**Directions**
Make an exact copy of the records below, excluding images.

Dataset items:
----------------

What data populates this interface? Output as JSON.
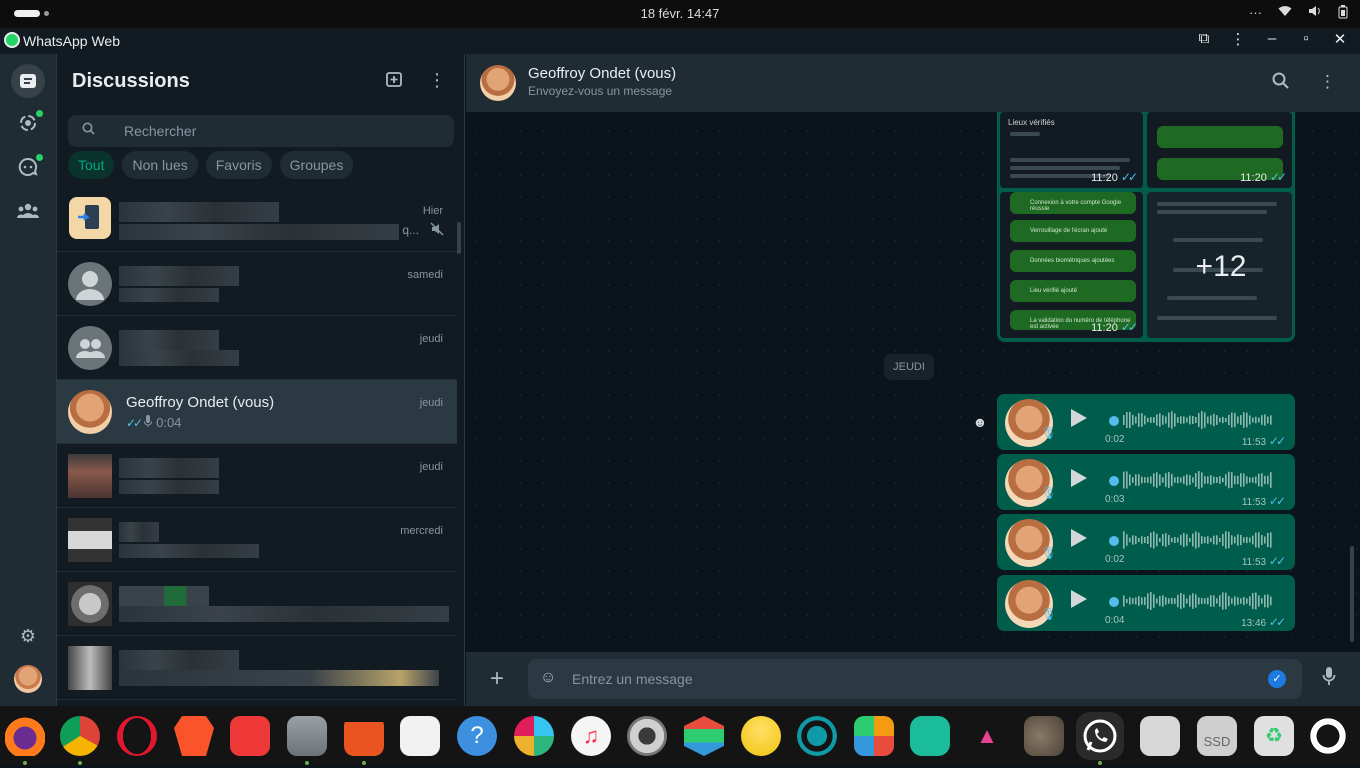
{
  "system": {
    "datetime": "18 févr.  14:47",
    "menu": "···",
    "status_icons": [
      "wifi-icon",
      "volume-icon",
      "battery-icon"
    ]
  },
  "window": {
    "title": "WhatsApp Web"
  },
  "sidebar": {
    "title": "Discussions",
    "search_placeholder": "Rechercher",
    "filters": [
      "Tout",
      "Non lues",
      "Favoris",
      "Groupes"
    ],
    "active_filter": "Tout",
    "chats": [
      {
        "time": "Hier",
        "preview_suffix": "q..."
      },
      {
        "time": "samedi"
      },
      {
        "time": "jeudi"
      },
      {
        "name": "Geoffroy Ondet (vous)",
        "time": "jeudi",
        "preview": "0:04"
      },
      {
        "time": "jeudi"
      },
      {
        "time": "mercredi"
      },
      {
        "time": ""
      },
      {
        "time": ""
      }
    ]
  },
  "conversation": {
    "contact": "Geoffroy Ondet (vous)",
    "subtitle": "Envoyez-vous un message",
    "album": {
      "more_count": "+12",
      "tiles": [
        {
          "time": "11:20",
          "title": "Lieux vérifiés"
        },
        {
          "time": "11:20"
        },
        {
          "time": "11:20"
        }
      ],
      "green_items": [
        "Connexion à votre compte Google réussie",
        "Verrouillage de l'écran ajouté",
        "Données biométriques ajoutées",
        "Lieu vérifié ajouté",
        "La validation du numéro de téléphone est activée"
      ]
    },
    "day_separator": "JEUDI",
    "voice_messages": [
      {
        "duration": "0:02",
        "time": "11:53"
      },
      {
        "duration": "0:03",
        "time": "11:53"
      },
      {
        "duration": "0:02",
        "time": "11:53"
      },
      {
        "duration": "0:04",
        "time": "13:46"
      }
    ],
    "composer_placeholder": "Entrez un message"
  },
  "colors": {
    "accent": "#00a884",
    "bubble_out": "#005c4b",
    "read_ticks": "#53bdeb",
    "background": "#0b141a"
  }
}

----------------

**Response to this exercise**
What data populates this interface? Output as JSON.
{
  "system": {
    "datetime": "18 févr.  14:47",
    "menu": "···",
    "status_icons": [
      "wifi-icon",
      "volume-icon",
      "battery-icon"
    ]
  },
  "window": {
    "title": "WhatsApp Web"
  },
  "sidebar": {
    "title": "Discussions",
    "search_placeholder": "Rechercher",
    "filters": [
      "Tout",
      "Non lues",
      "Favoris",
      "Groupes"
    ],
    "active_filter": "Tout",
    "chats": [
      {
        "time": "Hier",
        "preview_suffix": "q..."
      },
      {
        "time": "samedi"
      },
      {
        "time": "jeudi"
      },
      {
        "name": "Geoffroy Ondet (vous)",
        "time": "jeudi",
        "preview": "0:04"
      },
      {
        "time": "jeudi"
      },
      {
        "time": "mercredi"
      },
      {
        "time": ""
      },
      {
        "time": ""
      }
    ]
  },
  "conversation": {
    "contact": "Geoffroy Ondet (vous)",
    "subtitle": "Envoyez-vous un message",
    "album": {
      "more_count": "+12",
      "tiles": [
        {
          "time": "11:20",
          "title": "Lieux vérifiés"
        },
        {
          "time": "11:20"
        },
        {
          "time": "11:20"
        }
      ],
      "green_items": [
        "Connexion à votre compte Google réussie",
        "Verrouillage de l'écran ajouté",
        "Données biométriques ajoutées",
        "Lieu vérifié ajouté",
        "La validation du numéro de téléphone est activée"
      ]
    },
    "day_separator": "JEUDI",
    "voice_messages": [
      {
        "duration": "0:02",
        "time": "11:53"
      },
      {
        "duration": "0:03",
        "time": "11:53"
      },
      {
        "duration": "0:02",
        "time": "11:53"
      },
      {
        "duration": "0:04",
        "time": "13:46"
      }
    ],
    "composer_placeholder": "Entrez un message"
  },
  "colors": {
    "accent": "#00a884",
    "bubble_out": "#005c4b",
    "read_ticks": "#53bdeb",
    "background": "#0b141a"
  }
}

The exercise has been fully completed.